Biden, who spent the morning with U.S. forces on the Fourth of July, shuttled between afternoon meetings with Prime Minister Nouri Maliki and secular politician Iyad Allawi, whose Iraqiya coalition won the single largest number of seats in parliament, 91, compared with the Maliki bloc's 89 in elections nearly four months ago.
Since the national vote, both Iraqi leaders have insisted that they earned the right to head the next government. But in recent weeks, Maliki and Allawi have become serious about holding discussions to resolve the matter, including a meeting last week. The thaw comes after Maliki's group joined with the parliament's other main Shiite Islamist-led bloc, the Iraqi National Alliance, for what would be the basis of a ruling majority.
In their own talks, Maliki's State of Law slate and the Iraqi National Alliance have been unable to agree on who would serve as prime minister. Other parties in the Iraqi National Alliance want to deprive Maliki of a second term in office, according to a member of that coalition. As a result, Maliki started to look seriously at forming a partnership with Allawi instead.

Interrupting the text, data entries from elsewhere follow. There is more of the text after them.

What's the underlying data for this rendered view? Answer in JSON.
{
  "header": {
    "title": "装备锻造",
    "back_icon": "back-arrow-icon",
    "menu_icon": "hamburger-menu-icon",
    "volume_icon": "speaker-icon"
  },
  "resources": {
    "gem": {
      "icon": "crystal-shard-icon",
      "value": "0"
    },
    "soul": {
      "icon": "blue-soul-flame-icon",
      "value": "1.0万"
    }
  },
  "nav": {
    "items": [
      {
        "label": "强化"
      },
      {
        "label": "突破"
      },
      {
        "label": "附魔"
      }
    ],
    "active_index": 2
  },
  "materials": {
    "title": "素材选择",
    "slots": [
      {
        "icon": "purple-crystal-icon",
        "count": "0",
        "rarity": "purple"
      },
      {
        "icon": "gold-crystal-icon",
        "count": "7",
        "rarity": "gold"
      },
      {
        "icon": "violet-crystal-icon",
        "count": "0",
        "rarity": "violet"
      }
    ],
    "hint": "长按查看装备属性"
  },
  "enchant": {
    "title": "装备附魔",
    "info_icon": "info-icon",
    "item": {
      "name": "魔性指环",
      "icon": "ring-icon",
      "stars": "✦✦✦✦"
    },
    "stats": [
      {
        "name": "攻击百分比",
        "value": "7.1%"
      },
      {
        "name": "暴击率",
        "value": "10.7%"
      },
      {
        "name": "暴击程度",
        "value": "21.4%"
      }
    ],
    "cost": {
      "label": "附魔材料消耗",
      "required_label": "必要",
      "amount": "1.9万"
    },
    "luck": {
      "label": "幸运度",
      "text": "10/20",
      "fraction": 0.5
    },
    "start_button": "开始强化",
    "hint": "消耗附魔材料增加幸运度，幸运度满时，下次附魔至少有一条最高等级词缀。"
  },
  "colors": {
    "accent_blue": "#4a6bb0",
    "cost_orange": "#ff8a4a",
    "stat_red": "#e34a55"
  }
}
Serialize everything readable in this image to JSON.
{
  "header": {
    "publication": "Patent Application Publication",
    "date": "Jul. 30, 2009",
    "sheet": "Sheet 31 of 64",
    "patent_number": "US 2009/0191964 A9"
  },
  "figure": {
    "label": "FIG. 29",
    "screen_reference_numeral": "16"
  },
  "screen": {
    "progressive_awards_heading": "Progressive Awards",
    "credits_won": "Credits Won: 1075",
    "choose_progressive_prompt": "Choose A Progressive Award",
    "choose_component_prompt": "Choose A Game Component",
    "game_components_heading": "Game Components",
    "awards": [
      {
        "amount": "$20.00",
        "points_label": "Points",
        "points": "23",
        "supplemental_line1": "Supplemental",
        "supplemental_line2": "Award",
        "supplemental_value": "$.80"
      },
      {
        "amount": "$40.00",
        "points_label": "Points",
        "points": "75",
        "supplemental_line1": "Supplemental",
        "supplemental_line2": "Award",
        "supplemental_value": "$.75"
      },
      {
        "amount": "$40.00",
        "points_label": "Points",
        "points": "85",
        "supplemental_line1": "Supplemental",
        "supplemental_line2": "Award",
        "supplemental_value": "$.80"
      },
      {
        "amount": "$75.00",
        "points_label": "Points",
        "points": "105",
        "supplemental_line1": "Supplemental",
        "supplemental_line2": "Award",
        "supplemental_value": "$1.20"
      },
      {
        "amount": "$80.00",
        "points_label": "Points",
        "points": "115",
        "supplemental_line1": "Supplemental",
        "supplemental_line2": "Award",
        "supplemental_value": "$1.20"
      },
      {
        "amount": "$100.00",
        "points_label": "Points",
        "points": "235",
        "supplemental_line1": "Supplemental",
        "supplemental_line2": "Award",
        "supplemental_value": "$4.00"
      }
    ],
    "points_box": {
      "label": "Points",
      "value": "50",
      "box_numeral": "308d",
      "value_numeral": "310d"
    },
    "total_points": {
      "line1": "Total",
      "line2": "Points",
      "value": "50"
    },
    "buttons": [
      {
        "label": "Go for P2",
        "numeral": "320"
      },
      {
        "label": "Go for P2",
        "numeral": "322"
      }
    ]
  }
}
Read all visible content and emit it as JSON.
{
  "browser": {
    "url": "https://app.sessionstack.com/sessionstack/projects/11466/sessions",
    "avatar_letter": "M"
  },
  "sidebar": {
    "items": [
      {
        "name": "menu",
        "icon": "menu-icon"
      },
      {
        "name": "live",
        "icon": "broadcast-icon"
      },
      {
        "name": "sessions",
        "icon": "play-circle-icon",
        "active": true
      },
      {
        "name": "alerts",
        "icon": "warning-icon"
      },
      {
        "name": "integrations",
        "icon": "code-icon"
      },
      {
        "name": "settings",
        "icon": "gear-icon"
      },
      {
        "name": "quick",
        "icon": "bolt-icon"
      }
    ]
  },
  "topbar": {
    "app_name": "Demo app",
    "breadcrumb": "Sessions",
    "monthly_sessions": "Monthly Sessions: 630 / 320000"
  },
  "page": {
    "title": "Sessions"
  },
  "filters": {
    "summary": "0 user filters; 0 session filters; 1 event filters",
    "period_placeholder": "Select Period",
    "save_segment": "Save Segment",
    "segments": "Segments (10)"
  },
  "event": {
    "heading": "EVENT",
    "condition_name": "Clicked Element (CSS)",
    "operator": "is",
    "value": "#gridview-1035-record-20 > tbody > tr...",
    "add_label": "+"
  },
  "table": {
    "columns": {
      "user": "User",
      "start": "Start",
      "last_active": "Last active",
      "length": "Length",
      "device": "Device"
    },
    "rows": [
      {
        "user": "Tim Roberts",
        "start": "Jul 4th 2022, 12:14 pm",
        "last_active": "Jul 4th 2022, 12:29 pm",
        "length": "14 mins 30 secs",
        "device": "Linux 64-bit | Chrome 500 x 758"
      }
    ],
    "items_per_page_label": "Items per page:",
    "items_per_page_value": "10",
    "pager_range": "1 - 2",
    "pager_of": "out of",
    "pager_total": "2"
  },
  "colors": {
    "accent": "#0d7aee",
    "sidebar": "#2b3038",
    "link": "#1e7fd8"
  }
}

Maliki's supporters have insisted that their candidate should remain as prime minister because he represents the country's Shiite majority whereas Allawi, a secular Shiite, is portrayed as a guardian of the Sunni Arabs. The competition appeared to further inflame a sectarian chill in the country's politics.
But both sides now see virtue in an alliance, although the issue of who would serve as prime minister remains unresolved; the Shiite Islamist ranks of Maliki's list, and Iraqiya's secular-minded members, many of whom once belonged to Saddam Hussein's Baath Party, continue to view each other with suspicion. Both sides express doubt that they will overcome their differences before the next parliamentary session, tentatively scheduled for July 13, which some argue should include the naming of a president and parliamentary speaker.
Maliki spokesman Ali Dabbagh told state television that Biden was worried the next parliamentary session could pass without any decision being made on the shape of the government. It "is a source of worry for them because they don't want any security vacuum," Dabbagh said, as the U.S. continues to draw down its troop strength across Iraq.
Mohammed Allawi, a close advisor to Iyad Allawi, said Biden had also conveyed a similar message of concern about the snail's pace of bargaining. Mohammed Allawi added that Biden encouraged them to strike a deal with Maliki. "They just want to advise and [they think] that it is best for the Iraqi people if those two blocs come together," he said.
Another Iraqiya official, speaking on condition of anonymity, said he was encouraged by the discussions with Maliki's State of Law slate and said the Americans had started to play a more hands-on role in the process.
Those on Maliki's list have also spoken in warm terms about Iraqiya's fortunes, particularly in light of their list's own troubles with the Iraqi National Alliance. "According to the atmosphere prevailing now, there are no objections," said Sheik Haidar Gorani, a member of Maliki's list. However, Gorani insisted that Maliki should be prime minister.
Biden's spokesman did not respond to an e-mail request asking for comment on the meetings Sunday. Late Sunday night, an explosion shook the fortified Green Zone in Baghdad, where Biden was believed to be staying.